* **Assigned task**:
An exact copy of the entries is required, excluding any pictures.

● ● ● ● ● ● ●

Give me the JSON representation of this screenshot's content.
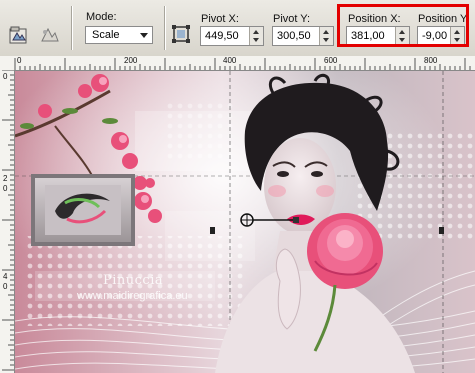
{
  "toolbar": {
    "mode_label": "Mode:",
    "mode_value": "Scale",
    "pivot_x_label": "Pivot X:",
    "pivot_x_value": "449,50",
    "pivot_y_label": "Pivot Y:",
    "pivot_y_value": "300,50",
    "position_x_label": "Position X:",
    "position_x_value": "381,00",
    "position_y_label": "Position Y:",
    "position_y_value": "-9,00"
  },
  "ruler": {
    "top_labels": [
      "0",
      "200",
      "400",
      "600",
      "800"
    ],
    "left_labels": [
      "0",
      "2",
      "0",
      "4",
      "0"
    ]
  },
  "canvas": {
    "watermark_name": "Pinuccia",
    "watermark_site": "www.maidiregrafica.eu"
  },
  "colors": {
    "highlight": "#e30000",
    "bg_pink": "#c98a9a",
    "flower": "#e8507a"
  }
}
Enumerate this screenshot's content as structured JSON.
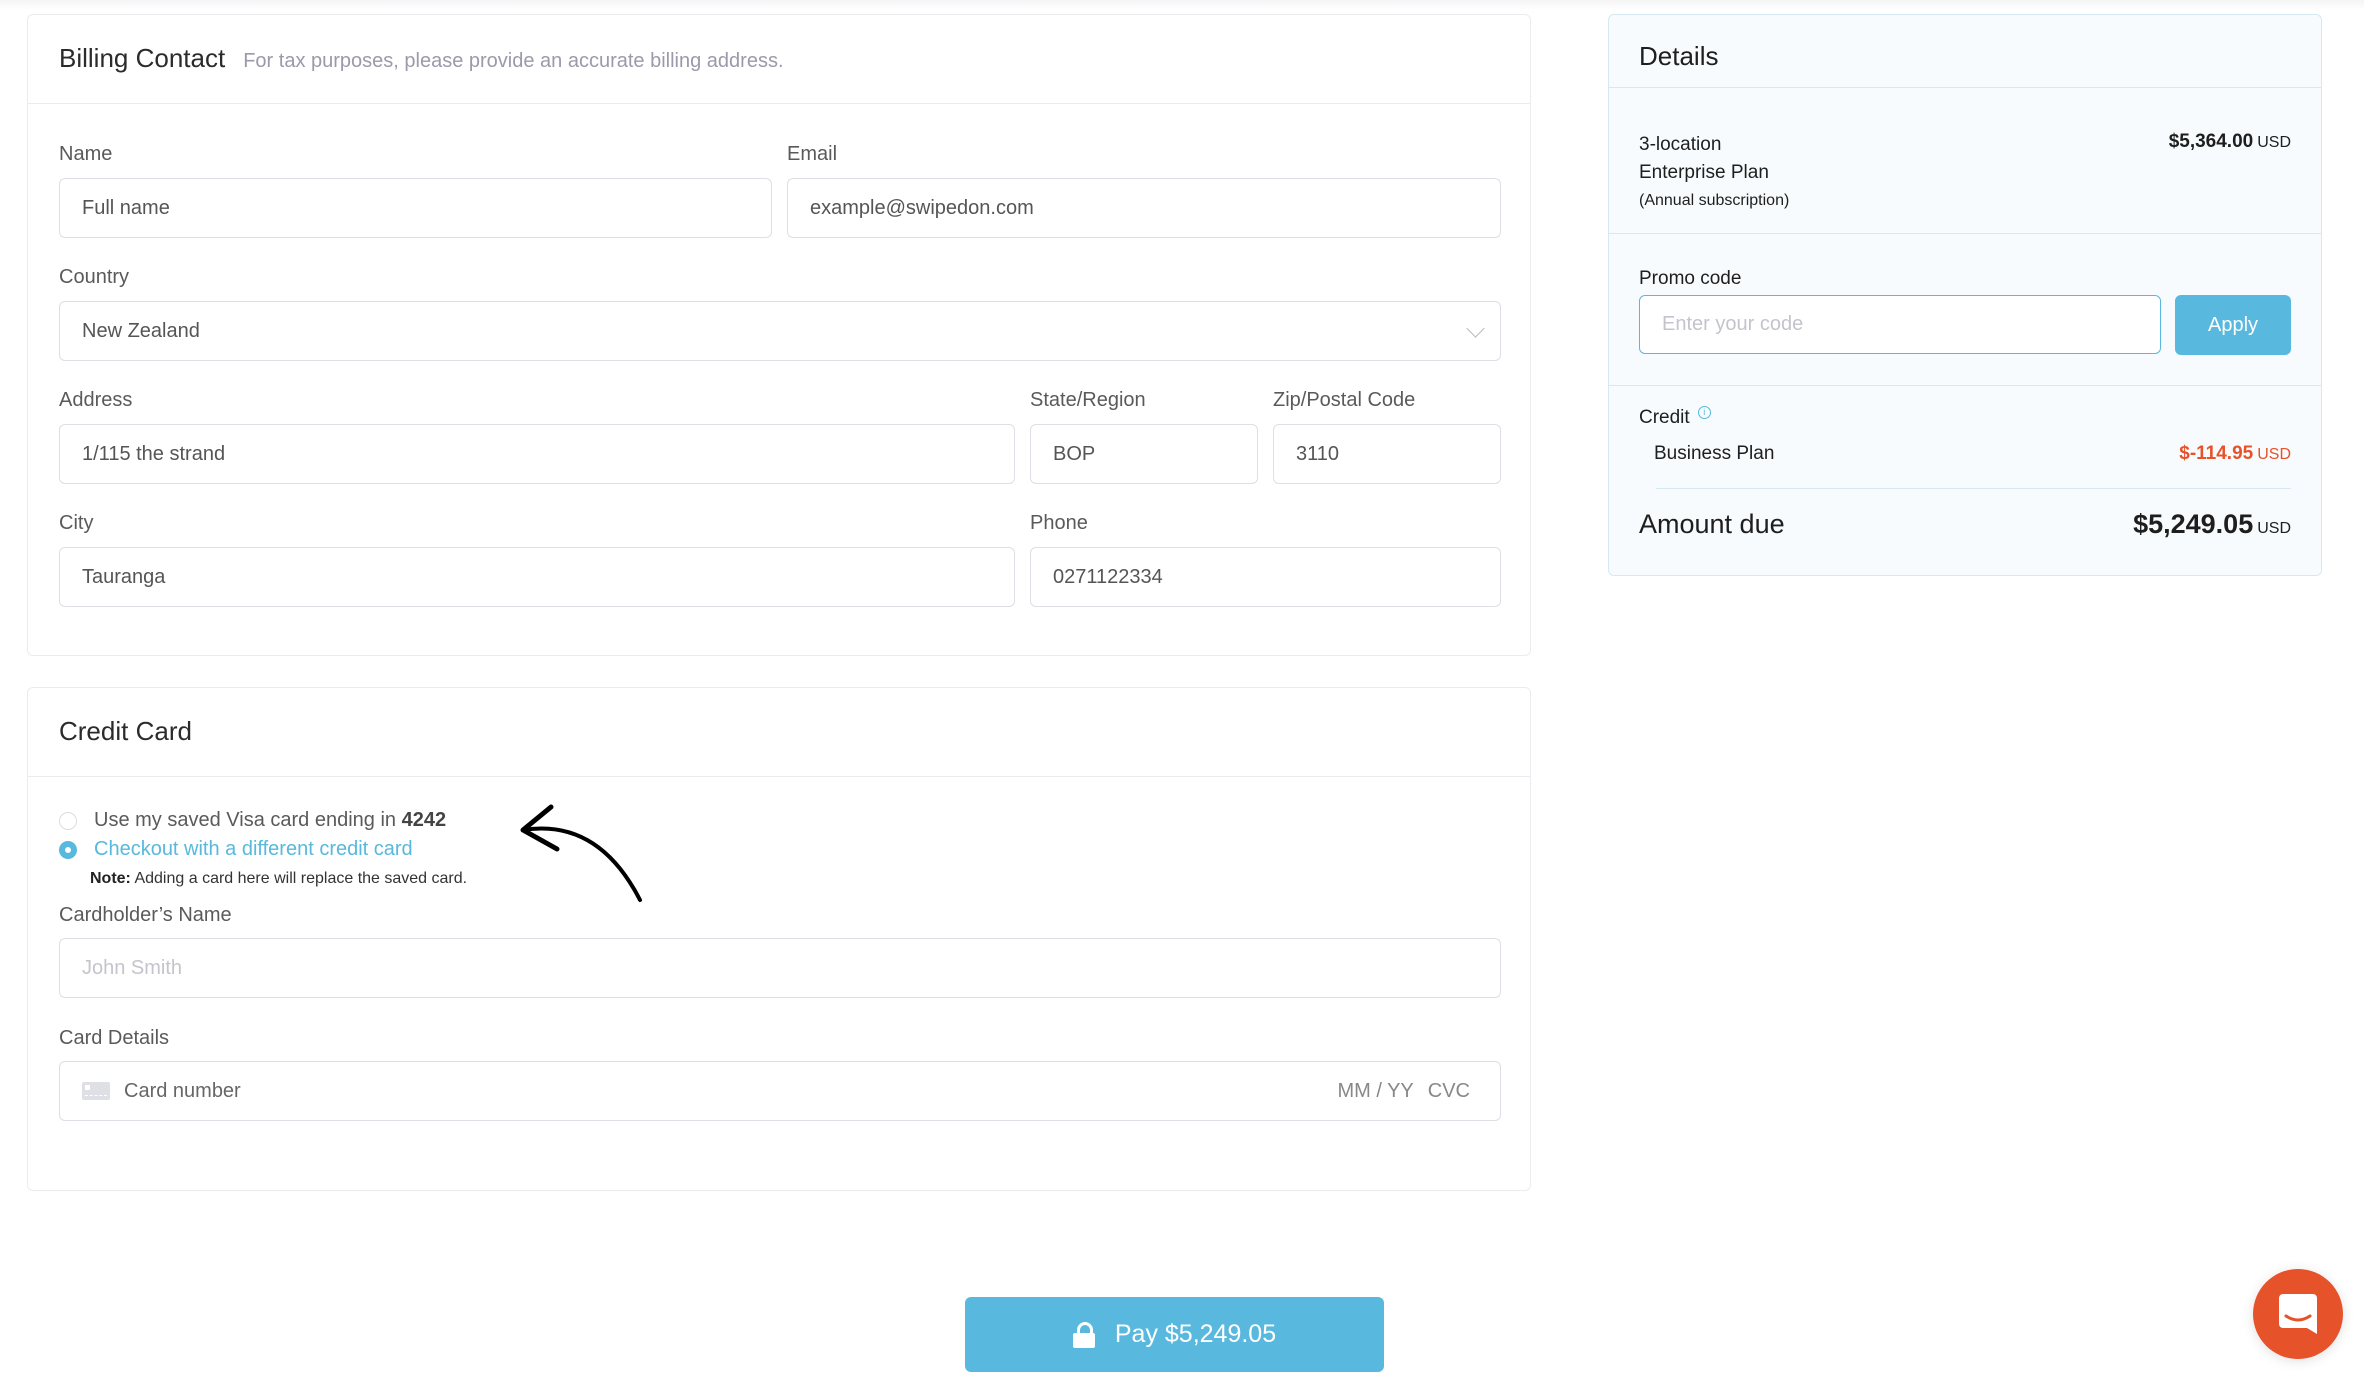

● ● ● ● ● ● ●

* **Result**:
Give me the JSON representation of this screenshot's content.
{
  "toolbar": {
    "mode_label": "Mode:",
    "mode_value": "Scale",
    "pivot_x_label": "Pivot X:",
    "pivot_x_value": "449,50",
    "pivot_y_label": "Pivot Y:",
    "pivot_y_value": "300,50",
    "position_x_label": "Position X:",
    "position_x_value": "381,00",
    "position_y_label": "Position Y:",
    "position_y_value": "-9,00"
  },
  "ruler": {
    "top_labels": [
      "0",
      "200",
      "400",
      "600",
      "800"
    ],
    "left_labels": [
      "0",
      "2",
      "0",
      "4",
      "0"
    ]
  },
  "canvas": {
    "watermark_name": "Pinuccia",
    "watermark_site": "www.maidiregrafica.eu"
  },
  "colors": {
    "highlight": "#e30000",
    "bg_pink": "#c98a9a",
    "flower": "#e8507a"
  }
}
Enumerate this screenshot's content as structured JSON.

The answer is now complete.